Entries from a dataset of interfaces:
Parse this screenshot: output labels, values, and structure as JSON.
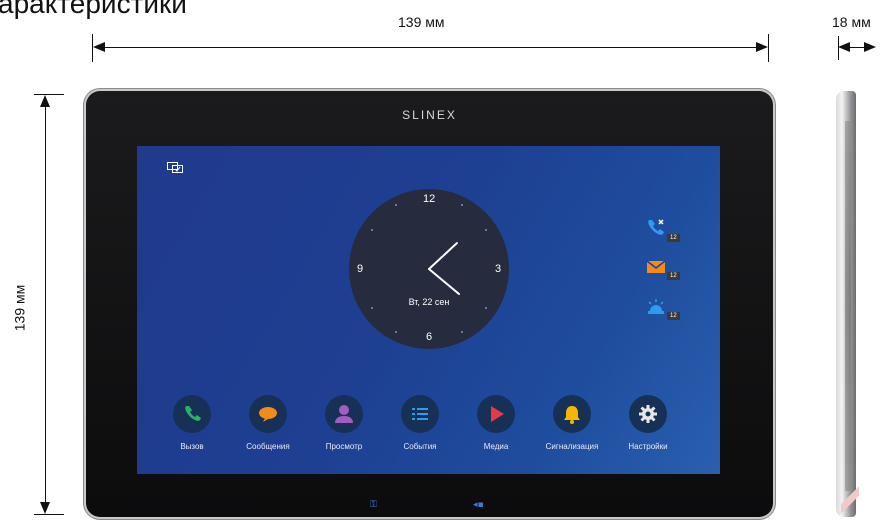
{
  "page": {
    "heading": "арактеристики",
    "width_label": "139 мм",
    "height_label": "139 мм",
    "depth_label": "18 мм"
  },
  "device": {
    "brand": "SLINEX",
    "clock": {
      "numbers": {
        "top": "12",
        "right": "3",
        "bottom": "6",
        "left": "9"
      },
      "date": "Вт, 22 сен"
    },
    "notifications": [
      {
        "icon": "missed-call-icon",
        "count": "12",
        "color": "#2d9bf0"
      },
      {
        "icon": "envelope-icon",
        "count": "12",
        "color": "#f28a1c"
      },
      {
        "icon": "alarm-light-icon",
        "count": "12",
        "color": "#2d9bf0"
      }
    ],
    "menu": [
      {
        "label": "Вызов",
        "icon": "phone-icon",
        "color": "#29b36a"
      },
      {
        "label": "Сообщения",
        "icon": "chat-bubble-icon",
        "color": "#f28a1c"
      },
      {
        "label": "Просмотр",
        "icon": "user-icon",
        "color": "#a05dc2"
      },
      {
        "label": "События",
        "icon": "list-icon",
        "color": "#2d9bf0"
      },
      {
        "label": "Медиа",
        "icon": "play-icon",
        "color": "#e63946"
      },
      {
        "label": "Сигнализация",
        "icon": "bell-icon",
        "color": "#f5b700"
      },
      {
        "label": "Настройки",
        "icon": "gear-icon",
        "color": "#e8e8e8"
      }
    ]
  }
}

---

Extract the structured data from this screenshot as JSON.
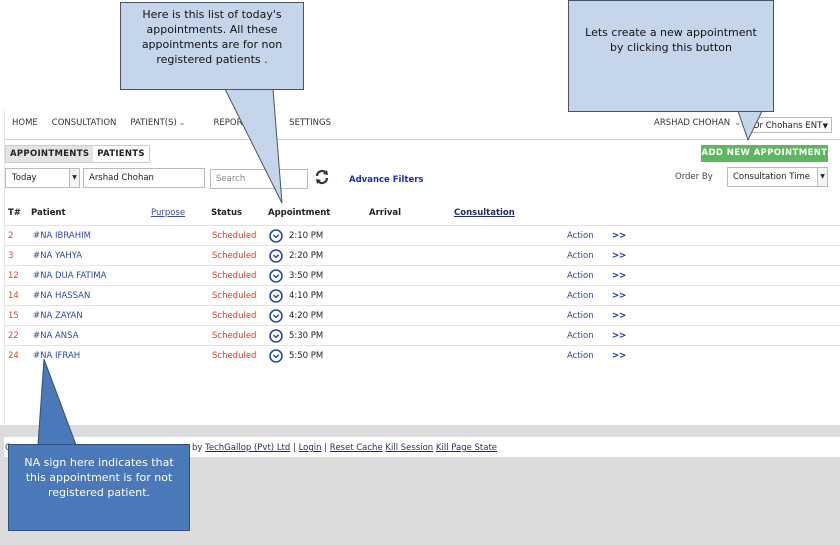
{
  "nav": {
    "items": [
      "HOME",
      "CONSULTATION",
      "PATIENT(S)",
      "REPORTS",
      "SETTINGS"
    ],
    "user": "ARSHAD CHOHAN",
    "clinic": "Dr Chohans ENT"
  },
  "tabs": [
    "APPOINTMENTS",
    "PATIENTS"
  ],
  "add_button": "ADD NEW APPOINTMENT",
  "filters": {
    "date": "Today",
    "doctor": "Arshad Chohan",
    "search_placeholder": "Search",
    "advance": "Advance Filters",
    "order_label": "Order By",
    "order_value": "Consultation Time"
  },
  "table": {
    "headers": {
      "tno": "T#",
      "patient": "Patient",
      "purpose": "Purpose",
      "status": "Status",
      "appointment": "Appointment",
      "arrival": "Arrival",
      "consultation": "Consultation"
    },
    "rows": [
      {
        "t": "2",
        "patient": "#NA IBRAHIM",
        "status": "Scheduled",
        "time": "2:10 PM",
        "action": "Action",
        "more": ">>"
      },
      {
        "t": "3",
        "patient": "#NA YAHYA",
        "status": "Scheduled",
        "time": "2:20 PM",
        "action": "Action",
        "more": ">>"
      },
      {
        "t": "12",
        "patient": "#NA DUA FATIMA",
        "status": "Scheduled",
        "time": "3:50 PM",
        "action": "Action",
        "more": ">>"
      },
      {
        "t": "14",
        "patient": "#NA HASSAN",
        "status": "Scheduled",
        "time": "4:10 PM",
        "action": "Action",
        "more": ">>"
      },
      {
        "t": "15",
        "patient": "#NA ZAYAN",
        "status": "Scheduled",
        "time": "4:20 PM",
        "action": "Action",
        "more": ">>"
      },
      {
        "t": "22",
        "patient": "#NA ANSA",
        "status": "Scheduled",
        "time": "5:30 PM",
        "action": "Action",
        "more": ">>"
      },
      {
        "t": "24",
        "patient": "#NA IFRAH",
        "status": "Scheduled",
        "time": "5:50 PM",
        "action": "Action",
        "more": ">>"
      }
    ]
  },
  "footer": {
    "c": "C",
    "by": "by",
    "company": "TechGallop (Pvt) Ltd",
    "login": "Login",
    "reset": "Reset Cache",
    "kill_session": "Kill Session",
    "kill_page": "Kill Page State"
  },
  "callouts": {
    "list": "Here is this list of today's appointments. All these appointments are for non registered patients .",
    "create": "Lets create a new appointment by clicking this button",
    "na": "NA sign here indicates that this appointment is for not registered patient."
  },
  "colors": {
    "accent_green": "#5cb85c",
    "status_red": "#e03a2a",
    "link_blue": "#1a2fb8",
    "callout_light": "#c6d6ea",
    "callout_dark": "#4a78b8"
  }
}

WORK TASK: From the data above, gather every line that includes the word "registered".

TASK ANSWER:
    "list": "Here is this list of today's appointments. All these appointments are for non registered patients .",
    "na": "NA sign here indicates that this appointment is for not registered patient."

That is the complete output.